Once Jason returned to Greece, he found his parents dead and Pelias to blame. He once again turned to Medea for her skills of witchcraft. She demonstrated her powers by cutting up an old ram and boiling it as she cast her spells. A young lamb sprang from the pot, which convinced Pelias’ daughters that they could make their father “young” again. The daughters got as far as chopping up their father and getting him into the pot, but when they looked for Medea to say the necessary magic words, she had vanished with Jason.
After leaving Greece, Medea and Jason exiled in Corinth where they had children and a few good years. But as many of these stories go, Jason had a wandering eye and fell in love with the daughter of the King and married her. Medea was enraged and gave the princess a poison robe. Not sure why the princess thought it was a good idea to accept the gift, but she put it on and burst into flames. It was later that Jason found out his children with Medea had also been killed and she had fled in a dragon-drawn chariot sent by her grandfather Helios. It isn’t clear what happened next, but there are some references to her being made immortal and living in the after-world of the heroes where she became the wife of Achilles. Yet another fun tie to the story of Circe by way of Odysseys.
Medea in Modern Witchcraft
Medea’s power is alluring but at the same time frightening, which I believe gave her the power to transcend decades of oppression. Her spirit lives on today, in the strong empowered woman who embraces her own destiny and desires. Much like the other role model goddesses, Circe and Hecate, she is an archetype for the modern witch. With her connections to healing and spell work, it isn’t surprising that her name continues to be invoked today.
Use of herbs for medical purposes has gone by the wayside with western medicine, but there are those who still believe in their worth. Sage and Lavender are among the herbs most commonly used in her honor and happen to be two of my favorite scents. Binding the two together and drying them make wonderful smudge wands. For anyone interested in making those, I found a great resource here.
It seems that each of these female figures, Medea, Circe and Hecate, have swirled and blended into a single persona over time. Depending on the needs of the person seeking their guidance, it is possible that one or all of them will answer the call. To me, Medea seems to be the most volatile of the three personalities. Circe was a bit more level-headed on the other side of the spectrum, while Hecate floated between the two, lending assistance where she was needed most. But all three have a common love for the earth and the magic that comes from it by way of the simplest of plants.
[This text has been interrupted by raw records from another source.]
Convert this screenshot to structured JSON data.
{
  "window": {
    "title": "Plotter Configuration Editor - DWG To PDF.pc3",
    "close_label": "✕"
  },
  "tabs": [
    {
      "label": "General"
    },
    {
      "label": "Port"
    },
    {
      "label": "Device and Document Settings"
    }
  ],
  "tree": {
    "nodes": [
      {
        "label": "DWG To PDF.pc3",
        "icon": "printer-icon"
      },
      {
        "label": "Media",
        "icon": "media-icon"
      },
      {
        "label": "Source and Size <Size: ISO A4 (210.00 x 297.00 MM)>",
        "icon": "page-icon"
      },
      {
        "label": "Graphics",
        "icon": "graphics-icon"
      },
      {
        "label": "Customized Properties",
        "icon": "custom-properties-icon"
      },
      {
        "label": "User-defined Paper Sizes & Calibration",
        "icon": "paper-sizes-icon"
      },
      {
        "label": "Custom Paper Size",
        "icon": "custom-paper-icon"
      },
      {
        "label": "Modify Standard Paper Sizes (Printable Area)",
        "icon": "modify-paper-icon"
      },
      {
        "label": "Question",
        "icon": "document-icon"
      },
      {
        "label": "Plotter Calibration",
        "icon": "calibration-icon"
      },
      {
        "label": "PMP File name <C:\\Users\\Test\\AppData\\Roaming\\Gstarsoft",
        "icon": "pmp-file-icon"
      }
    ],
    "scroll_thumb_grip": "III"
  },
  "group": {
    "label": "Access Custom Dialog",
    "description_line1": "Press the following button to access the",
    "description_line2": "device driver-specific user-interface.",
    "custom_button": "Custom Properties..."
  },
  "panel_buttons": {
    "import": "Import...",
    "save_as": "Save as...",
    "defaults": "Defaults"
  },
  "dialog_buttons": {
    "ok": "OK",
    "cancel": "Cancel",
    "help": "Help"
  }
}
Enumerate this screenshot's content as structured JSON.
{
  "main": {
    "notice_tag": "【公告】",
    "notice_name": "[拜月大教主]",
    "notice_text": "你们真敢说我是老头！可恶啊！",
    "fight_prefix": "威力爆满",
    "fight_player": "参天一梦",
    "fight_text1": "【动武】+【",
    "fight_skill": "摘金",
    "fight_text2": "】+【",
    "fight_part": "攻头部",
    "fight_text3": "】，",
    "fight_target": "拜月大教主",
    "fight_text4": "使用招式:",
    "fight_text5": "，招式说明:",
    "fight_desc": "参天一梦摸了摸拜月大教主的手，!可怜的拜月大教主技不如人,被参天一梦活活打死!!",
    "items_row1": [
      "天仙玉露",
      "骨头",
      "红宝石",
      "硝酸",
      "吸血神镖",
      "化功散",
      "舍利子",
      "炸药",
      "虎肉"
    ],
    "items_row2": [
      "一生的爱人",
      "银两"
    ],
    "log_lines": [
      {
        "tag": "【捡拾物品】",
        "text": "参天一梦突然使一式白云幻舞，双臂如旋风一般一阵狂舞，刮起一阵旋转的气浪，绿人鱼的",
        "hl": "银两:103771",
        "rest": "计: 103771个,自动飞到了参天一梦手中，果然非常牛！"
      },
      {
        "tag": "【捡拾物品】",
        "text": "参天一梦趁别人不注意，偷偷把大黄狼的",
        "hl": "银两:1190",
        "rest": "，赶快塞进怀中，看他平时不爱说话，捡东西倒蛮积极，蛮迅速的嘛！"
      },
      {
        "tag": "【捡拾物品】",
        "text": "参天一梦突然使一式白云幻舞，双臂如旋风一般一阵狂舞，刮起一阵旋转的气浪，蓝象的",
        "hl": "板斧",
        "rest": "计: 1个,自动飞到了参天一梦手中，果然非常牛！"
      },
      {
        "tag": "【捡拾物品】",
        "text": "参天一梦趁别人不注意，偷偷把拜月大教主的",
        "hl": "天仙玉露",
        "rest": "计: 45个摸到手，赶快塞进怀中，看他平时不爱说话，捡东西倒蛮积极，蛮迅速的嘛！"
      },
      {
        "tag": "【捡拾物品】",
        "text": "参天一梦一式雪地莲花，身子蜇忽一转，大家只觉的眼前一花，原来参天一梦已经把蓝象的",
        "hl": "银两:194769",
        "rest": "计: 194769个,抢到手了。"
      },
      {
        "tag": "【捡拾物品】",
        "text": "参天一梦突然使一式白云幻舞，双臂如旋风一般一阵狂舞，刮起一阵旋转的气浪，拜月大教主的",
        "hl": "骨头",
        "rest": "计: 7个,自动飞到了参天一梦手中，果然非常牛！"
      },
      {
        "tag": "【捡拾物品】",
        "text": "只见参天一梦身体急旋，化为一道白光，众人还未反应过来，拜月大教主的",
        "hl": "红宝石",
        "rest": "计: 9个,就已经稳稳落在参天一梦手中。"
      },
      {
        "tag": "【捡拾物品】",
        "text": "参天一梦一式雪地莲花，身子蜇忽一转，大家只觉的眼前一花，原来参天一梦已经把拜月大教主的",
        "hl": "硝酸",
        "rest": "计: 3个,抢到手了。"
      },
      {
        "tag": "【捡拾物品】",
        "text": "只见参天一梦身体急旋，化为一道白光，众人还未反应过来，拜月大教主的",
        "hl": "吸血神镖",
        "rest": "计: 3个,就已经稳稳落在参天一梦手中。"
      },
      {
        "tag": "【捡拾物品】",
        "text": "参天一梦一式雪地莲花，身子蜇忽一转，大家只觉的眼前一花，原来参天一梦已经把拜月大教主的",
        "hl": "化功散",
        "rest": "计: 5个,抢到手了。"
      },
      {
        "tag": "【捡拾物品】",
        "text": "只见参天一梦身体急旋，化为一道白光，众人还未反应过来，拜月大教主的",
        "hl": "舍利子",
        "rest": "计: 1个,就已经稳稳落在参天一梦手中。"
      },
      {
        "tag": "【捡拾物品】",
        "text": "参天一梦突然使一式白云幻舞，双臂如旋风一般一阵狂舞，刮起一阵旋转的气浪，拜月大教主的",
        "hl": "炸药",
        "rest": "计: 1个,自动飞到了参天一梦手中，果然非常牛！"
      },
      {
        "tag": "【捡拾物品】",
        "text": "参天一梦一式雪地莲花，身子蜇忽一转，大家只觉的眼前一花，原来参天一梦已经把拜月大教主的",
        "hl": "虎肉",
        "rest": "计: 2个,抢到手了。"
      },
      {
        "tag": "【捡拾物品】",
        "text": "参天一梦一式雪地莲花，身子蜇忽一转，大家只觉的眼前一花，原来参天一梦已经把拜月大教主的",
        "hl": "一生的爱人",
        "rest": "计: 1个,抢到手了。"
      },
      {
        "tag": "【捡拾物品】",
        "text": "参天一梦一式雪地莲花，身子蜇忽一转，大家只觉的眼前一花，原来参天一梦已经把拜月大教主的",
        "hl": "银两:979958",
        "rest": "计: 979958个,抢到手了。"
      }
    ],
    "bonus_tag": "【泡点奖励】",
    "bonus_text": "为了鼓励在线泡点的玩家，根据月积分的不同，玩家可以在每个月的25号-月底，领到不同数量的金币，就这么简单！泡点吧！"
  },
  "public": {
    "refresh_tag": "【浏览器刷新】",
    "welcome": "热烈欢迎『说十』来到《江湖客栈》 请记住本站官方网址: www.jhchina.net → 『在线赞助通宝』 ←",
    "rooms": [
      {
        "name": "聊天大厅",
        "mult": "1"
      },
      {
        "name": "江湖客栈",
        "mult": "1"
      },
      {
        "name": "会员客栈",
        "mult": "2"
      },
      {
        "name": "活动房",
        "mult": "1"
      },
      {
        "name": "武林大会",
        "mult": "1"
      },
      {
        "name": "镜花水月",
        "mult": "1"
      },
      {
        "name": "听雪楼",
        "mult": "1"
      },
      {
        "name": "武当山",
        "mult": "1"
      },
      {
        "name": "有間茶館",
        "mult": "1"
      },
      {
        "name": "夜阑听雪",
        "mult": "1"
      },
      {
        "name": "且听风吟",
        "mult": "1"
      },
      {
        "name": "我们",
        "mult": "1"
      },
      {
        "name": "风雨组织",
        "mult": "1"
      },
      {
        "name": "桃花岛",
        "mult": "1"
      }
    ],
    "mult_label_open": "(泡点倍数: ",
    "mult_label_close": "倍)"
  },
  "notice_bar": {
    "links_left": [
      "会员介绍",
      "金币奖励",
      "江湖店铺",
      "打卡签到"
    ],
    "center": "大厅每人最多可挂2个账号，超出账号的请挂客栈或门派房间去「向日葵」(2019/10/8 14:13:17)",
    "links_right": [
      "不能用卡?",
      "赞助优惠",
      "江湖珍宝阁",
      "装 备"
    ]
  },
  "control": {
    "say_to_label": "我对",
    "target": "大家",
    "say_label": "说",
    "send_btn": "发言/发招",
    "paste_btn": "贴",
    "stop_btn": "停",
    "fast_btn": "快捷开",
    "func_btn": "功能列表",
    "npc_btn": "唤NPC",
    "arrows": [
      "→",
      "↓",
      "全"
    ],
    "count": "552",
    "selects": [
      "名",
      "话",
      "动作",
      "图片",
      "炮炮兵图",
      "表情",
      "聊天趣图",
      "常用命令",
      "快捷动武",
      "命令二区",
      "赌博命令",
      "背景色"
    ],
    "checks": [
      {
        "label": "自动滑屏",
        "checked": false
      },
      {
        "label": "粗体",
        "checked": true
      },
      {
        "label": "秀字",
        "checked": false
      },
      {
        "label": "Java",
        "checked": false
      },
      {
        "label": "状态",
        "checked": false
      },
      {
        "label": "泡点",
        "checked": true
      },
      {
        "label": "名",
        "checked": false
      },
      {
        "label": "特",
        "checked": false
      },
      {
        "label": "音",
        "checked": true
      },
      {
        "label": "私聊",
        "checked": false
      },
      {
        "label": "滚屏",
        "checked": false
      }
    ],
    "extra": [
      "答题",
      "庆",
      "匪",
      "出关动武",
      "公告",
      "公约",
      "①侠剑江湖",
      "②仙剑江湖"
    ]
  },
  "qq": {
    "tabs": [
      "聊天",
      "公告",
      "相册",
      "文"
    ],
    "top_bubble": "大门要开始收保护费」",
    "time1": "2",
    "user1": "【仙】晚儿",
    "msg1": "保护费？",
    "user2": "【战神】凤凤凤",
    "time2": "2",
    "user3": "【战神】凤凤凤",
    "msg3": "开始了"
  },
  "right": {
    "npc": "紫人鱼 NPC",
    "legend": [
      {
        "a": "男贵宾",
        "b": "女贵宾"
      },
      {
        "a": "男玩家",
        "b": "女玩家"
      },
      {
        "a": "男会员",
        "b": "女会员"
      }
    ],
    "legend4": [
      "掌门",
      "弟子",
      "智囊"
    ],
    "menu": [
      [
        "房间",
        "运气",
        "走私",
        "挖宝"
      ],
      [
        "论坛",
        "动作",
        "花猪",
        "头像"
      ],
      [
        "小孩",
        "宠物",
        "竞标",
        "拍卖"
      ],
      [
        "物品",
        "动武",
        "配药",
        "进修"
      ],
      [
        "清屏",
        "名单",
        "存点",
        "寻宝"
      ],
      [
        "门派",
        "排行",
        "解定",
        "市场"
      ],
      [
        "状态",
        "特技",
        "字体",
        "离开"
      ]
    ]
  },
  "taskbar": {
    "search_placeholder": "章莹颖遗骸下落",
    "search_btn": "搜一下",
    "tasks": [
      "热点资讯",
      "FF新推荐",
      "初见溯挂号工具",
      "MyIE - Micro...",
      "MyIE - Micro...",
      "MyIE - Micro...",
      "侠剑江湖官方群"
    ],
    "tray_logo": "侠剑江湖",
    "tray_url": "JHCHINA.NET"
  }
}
The women who learned how to tap into the powers of nature, are the goddesses that are admired for their amazing minds and fascinating skills.
I have included some clips below as well as some other links that will give you more information on Medea should you be interested. As always, feel free to link to more resources in your comment below. In the meantime, stay tuned for future segments! We will be travelling to other places around the globe to check out Goddesses of Witchcraft in other cultures. To make it easy, I have started an index of my #MythicalCreatureMonday posts which you can link to here. Happy reading! XO